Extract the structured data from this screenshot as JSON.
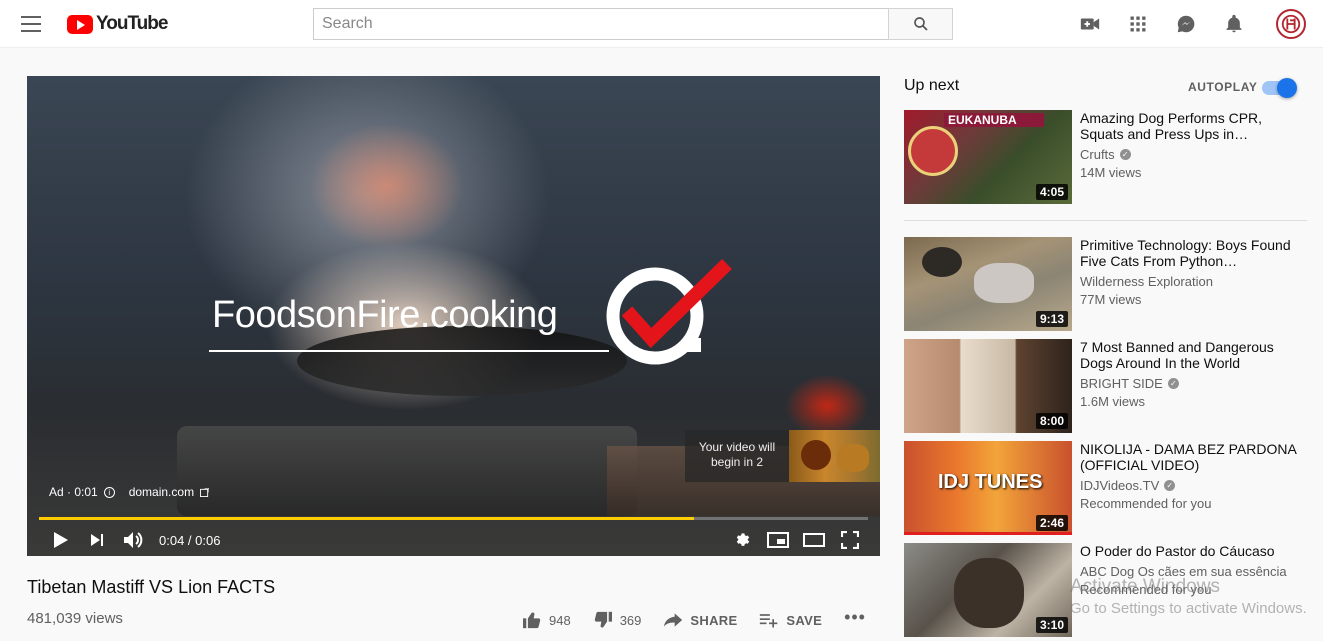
{
  "masthead": {
    "logo_text": "YouTube",
    "search_placeholder": "Search",
    "icons": [
      "menu-icon",
      "video-camera-icon",
      "apps-grid-icon",
      "messages-icon",
      "bell-icon"
    ]
  },
  "player": {
    "ad_brand": "FoodsonFire.cooking",
    "preview_text": "Your video will begin in 2",
    "ad_label": "Ad · 0:01",
    "ad_domain": "domain.com",
    "time": "0:04 / 0:06",
    "progress": 0.79,
    "accent_color": "#ffcc00"
  },
  "video": {
    "title": "Tibetan Mastiff VS Lion FACTS",
    "views": "481,039 views",
    "likes": "948",
    "dislikes": "369",
    "share_label": "SHARE",
    "save_label": "SAVE",
    "more_label": "•••"
  },
  "sidebar": {
    "up_next": "Up next",
    "autoplay": "AUTOPLAY",
    "autoplay_on": true,
    "items": [
      {
        "title": "Amazing Dog Performs CPR, Squats and Press Ups in…",
        "channel": "Crufts",
        "verified": true,
        "meta": "14M views",
        "duration": "4:05",
        "badge": "Crufts",
        "band": "EUKANUBA"
      },
      {
        "title": "Primitive Technology: Boys Found Five Cats From Python…",
        "channel": "Wilderness Exploration",
        "verified": false,
        "meta": "77M views",
        "duration": "9:13"
      },
      {
        "title": "7 Most Banned and Dangerous Dogs Around In the World",
        "channel": "BRIGHT SIDE",
        "verified": true,
        "meta": "1.6M views",
        "duration": "8:00"
      },
      {
        "title": "NIKOLIJA - DAMA BEZ PARDONA (OFFICIAL VIDEO)",
        "channel": "IDJVideos.TV",
        "verified": true,
        "meta": "Recommended for you",
        "duration": "2:46",
        "logo": "IDJ TUNES"
      },
      {
        "title": "O Poder do Pastor do Cáucaso",
        "channel": "ABC Dog Os cães em sua essência",
        "verified": false,
        "meta": "Recommended for you",
        "duration": "3:10"
      }
    ]
  },
  "watermark": {
    "line1": "Activate Windows",
    "line2": "Go to Settings to activate Windows."
  }
}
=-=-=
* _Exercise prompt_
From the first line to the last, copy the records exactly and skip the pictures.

* _Response to this task_
Extract the structured data from this screenshot as JSON.
{
  "masthead": {
    "logo_text": "YouTube",
    "search_placeholder": "Search",
    "icons": [
      "menu-icon",
      "video-camera-icon",
      "apps-grid-icon",
      "messages-icon",
      "bell-icon"
    ]
  },
  "player": {
    "ad_brand": "FoodsonFire.cooking",
    "preview_text": "Your video will begin in 2",
    "ad_label": "Ad · 0:01",
    "ad_domain": "domain.com",
    "time": "0:04 / 0:06",
    "progress": 0.79,
    "accent_color": "#ffcc00"
  },
  "video": {
    "title": "Tibetan Mastiff VS Lion FACTS",
    "views": "481,039 views",
    "likes": "948",
    "dislikes": "369",
    "share_label": "SHARE",
    "save_label": "SAVE",
    "more_label": "•••"
  },
  "sidebar": {
    "up_next": "Up next",
    "autoplay": "AUTOPLAY",
    "autoplay_on": true,
    "items": [
      {
        "title": "Amazing Dog Performs CPR, Squats and Press Ups in…",
        "channel": "Crufts",
        "verified": true,
        "meta": "14M views",
        "duration": "4:05",
        "badge": "Crufts",
        "band": "EUKANUBA"
      },
      {
        "title": "Primitive Technology: Boys Found Five Cats From Python…",
        "channel": "Wilderness Exploration",
        "verified": false,
        "meta": "77M views",
        "duration": "9:13"
      },
      {
        "title": "7 Most Banned and Dangerous Dogs Around In the World",
        "channel": "BRIGHT SIDE",
        "verified": true,
        "meta": "1.6M views",
        "duration": "8:00"
      },
      {
        "title": "NIKOLIJA - DAMA BEZ PARDONA (OFFICIAL VIDEO)",
        "channel": "IDJVideos.TV",
        "verified": true,
        "meta": "Recommended for you",
        "duration": "2:46",
        "logo": "IDJ TUNES"
      },
      {
        "title": "O Poder do Pastor do Cáucaso",
        "channel": "ABC Dog Os cães em sua essência",
        "verified": false,
        "meta": "Recommended for you",
        "duration": "3:10"
      }
    ]
  },
  "watermark": {
    "line1": "Activate Windows",
    "line2": "Go to Settings to activate Windows."
  }
}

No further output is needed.